UNH Students to Grant Dream to Retired Businessman and World War II Veteran
By Lori Wright, Media Relations
December 10, 2008
A group of UNH students will make a dream come true for a World War II veteran and successful businessman who always wished he had gone to college.
The Whittemore School of Business and Economics students will welcome John Heim of Bedford, NH, as an honorary member of the Entrepreneurial Venture Creation Class of 2009 on Saturday, Dec. 13. The festivities begin at 2 p.m. at Carlyle Place, 40 Route 101, Bedford.
Born in 1907, Heim's formal education ended in the seventh grade when he left school to help with the family business, a New Jersey meat and fish market. As an adult, Heim taught himself accounting and managed several family businesses, including accounting for mortgage debts during the Great Depression. He went on to have a successful career as a real estate manager and financier.
He served in the U.S. Army during World War II. He and his wife of 46 years, Gladys, retired to New Hampshire 25 years ago. For the last eight years, Heim has lived at the Carlyle Assisted Living Facility in Bedford, NH. His wife passed away seven years ago.
Now at age 101, one of Heim's only regrets in life is that he never went to college. The students hope that by including Heim as a member of their class and presenting him with a class membership certificate, they will help make his academic dream come true.
"I was extremely close to my grandfather up until he recently passed away. Ageless Dreamer really made me think about the oldest generation. Whenever we think about someone getting older, we tend to forget that they have dreams and goals that they may have never managed to accomplish in their earlier days. Age shouldn't prevent someone from still dreaming," said Cole Connolly, UNH Whittemore School student and member of the Entrepreneurial Venture Creation Class of 2009.
The students involved with the Ageless Dreamer project are just one of several groups of students in the UNH Internship in Entrepreneurial and Management Practice class who conduct a consulting project with area nonprofit organizations. This semester, students also are working with Autism Respite Resource Outreach, Cocheco Arts and Technology Academy, Krempels Brain Injury Foundation, NH Art Association, NH Carbon Challenge, NH Department of Corrections, Correctional Industries, Southeast New Hampshire Habitat for Humanity, and Women's Business Center, Inc.

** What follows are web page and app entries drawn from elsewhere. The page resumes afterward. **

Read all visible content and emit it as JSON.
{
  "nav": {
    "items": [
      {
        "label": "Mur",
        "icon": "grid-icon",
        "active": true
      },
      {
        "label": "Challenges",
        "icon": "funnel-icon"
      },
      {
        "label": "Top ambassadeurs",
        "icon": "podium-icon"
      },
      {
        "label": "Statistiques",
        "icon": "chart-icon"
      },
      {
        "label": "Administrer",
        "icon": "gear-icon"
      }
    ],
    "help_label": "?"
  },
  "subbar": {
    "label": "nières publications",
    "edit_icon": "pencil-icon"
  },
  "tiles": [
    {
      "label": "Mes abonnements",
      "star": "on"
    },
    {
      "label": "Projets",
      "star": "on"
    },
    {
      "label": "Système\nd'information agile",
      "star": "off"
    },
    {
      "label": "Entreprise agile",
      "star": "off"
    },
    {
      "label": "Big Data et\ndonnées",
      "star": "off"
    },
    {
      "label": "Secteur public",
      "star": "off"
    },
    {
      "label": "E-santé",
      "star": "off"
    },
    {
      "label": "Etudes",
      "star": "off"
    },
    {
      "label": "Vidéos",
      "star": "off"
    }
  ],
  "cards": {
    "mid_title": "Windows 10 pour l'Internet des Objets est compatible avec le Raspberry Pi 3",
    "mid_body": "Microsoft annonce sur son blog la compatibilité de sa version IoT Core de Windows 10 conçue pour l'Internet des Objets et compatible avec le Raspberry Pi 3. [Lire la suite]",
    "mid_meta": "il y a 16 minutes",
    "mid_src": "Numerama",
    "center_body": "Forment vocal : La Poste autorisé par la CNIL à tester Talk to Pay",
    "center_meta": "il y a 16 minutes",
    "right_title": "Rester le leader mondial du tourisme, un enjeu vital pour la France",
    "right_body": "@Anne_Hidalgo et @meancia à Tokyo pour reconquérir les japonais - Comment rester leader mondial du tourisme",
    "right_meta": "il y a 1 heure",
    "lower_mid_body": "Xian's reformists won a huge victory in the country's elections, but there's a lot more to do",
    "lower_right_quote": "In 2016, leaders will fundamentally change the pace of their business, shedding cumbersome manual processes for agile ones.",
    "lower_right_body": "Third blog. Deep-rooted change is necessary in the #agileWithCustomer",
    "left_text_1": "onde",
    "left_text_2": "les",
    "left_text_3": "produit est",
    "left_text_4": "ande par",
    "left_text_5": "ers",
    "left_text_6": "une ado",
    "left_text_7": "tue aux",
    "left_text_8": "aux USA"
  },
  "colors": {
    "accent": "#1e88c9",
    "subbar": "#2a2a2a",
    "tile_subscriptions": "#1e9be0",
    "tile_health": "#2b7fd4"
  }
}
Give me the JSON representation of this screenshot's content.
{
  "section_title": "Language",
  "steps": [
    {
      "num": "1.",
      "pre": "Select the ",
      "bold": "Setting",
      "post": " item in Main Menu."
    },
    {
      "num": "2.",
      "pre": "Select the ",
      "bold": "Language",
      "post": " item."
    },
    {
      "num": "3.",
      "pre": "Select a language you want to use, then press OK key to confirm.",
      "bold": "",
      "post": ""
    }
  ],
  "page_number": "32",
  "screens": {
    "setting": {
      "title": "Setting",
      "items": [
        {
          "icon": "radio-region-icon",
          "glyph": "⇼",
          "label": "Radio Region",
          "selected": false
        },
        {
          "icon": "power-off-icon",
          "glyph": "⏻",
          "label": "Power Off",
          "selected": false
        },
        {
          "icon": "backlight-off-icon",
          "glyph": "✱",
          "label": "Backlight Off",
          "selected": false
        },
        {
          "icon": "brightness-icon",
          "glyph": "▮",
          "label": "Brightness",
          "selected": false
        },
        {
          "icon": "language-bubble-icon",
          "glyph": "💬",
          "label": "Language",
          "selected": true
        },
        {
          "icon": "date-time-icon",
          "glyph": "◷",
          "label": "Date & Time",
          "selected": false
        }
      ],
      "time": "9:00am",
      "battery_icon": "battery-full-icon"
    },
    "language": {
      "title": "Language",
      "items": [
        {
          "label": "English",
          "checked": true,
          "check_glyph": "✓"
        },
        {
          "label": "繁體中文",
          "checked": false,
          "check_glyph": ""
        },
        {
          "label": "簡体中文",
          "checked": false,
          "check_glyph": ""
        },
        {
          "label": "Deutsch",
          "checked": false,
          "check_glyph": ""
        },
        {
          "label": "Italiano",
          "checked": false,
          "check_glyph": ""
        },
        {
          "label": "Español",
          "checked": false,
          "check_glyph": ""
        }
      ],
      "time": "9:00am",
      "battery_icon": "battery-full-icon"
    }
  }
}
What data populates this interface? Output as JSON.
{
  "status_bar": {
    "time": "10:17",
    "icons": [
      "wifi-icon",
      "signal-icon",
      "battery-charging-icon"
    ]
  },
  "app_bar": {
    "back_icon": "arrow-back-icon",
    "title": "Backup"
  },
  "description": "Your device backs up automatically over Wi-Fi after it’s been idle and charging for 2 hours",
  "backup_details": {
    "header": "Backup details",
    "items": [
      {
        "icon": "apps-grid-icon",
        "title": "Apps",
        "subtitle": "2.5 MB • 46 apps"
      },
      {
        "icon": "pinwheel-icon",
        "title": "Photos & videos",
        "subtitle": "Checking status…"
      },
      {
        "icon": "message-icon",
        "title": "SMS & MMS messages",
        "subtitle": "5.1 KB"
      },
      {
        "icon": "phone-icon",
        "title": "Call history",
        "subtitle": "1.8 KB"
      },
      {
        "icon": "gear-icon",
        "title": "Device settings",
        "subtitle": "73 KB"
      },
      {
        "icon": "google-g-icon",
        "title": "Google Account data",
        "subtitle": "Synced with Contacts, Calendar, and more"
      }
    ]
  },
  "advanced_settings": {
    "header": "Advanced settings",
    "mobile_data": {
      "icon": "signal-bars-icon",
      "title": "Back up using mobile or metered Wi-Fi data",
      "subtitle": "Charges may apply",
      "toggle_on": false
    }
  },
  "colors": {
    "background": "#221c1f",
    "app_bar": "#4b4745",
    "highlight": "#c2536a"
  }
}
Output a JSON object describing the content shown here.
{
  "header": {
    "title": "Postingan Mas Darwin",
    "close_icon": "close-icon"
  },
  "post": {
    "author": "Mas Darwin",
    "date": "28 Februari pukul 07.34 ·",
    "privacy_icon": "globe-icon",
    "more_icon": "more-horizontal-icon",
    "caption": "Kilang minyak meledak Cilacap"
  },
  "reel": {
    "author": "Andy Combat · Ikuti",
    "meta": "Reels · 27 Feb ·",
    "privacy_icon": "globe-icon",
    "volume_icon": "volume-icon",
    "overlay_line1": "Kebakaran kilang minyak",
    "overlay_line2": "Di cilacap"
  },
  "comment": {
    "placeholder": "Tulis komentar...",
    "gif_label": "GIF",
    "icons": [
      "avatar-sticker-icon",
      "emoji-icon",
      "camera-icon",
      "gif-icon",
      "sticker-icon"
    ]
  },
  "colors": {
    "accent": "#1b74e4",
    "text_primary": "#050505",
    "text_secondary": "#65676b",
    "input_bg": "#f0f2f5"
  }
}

The course was created in 2000 by Jeff Sohl, professor of decisions sciences and director of the Center for Venture Research, and Ross Gittell, James R. Carter Professor and professor of management.
"What we try to instill with our entrepreneurship students is the idea of giving something back to society and the business world using their business skills. Working with these various nonprofit groups affords students the opportunity to understand the importance of using their skills to help nonprofits in the business world," Sohl said.
"The team working with the Ageless Dreamer Foundation decided to take the concept of giving one step further, on their own, to recognize an individual who has a dream to receive some form of academic recognition for his long time work in the accounting world. So through a joint effort of this entrepreneurial studies option, the Ageless Dreamer Foundation, and the students, this was able to happen," he said.
Founded in January 2006, the Ageless Dreamer Foundation is a Dover, NH-based nonprofit that makes long-held dreams come true for the oldest generation. The group aims to erase the stigma of being older, which has become so prevalent in our society, and encourage the nation's oldest generation to continue to dream.
"For most of us, dreams are the things that life is made of. But in today's society, if you're older, dreaming is too often in vain. The Ageless Dreamer Foundation is dedicated to the sole proposition that being part of our oldest generation is no reason for having to dream in vain," said Laurie Widmark, founder of the Ageless Dreamer Foundation.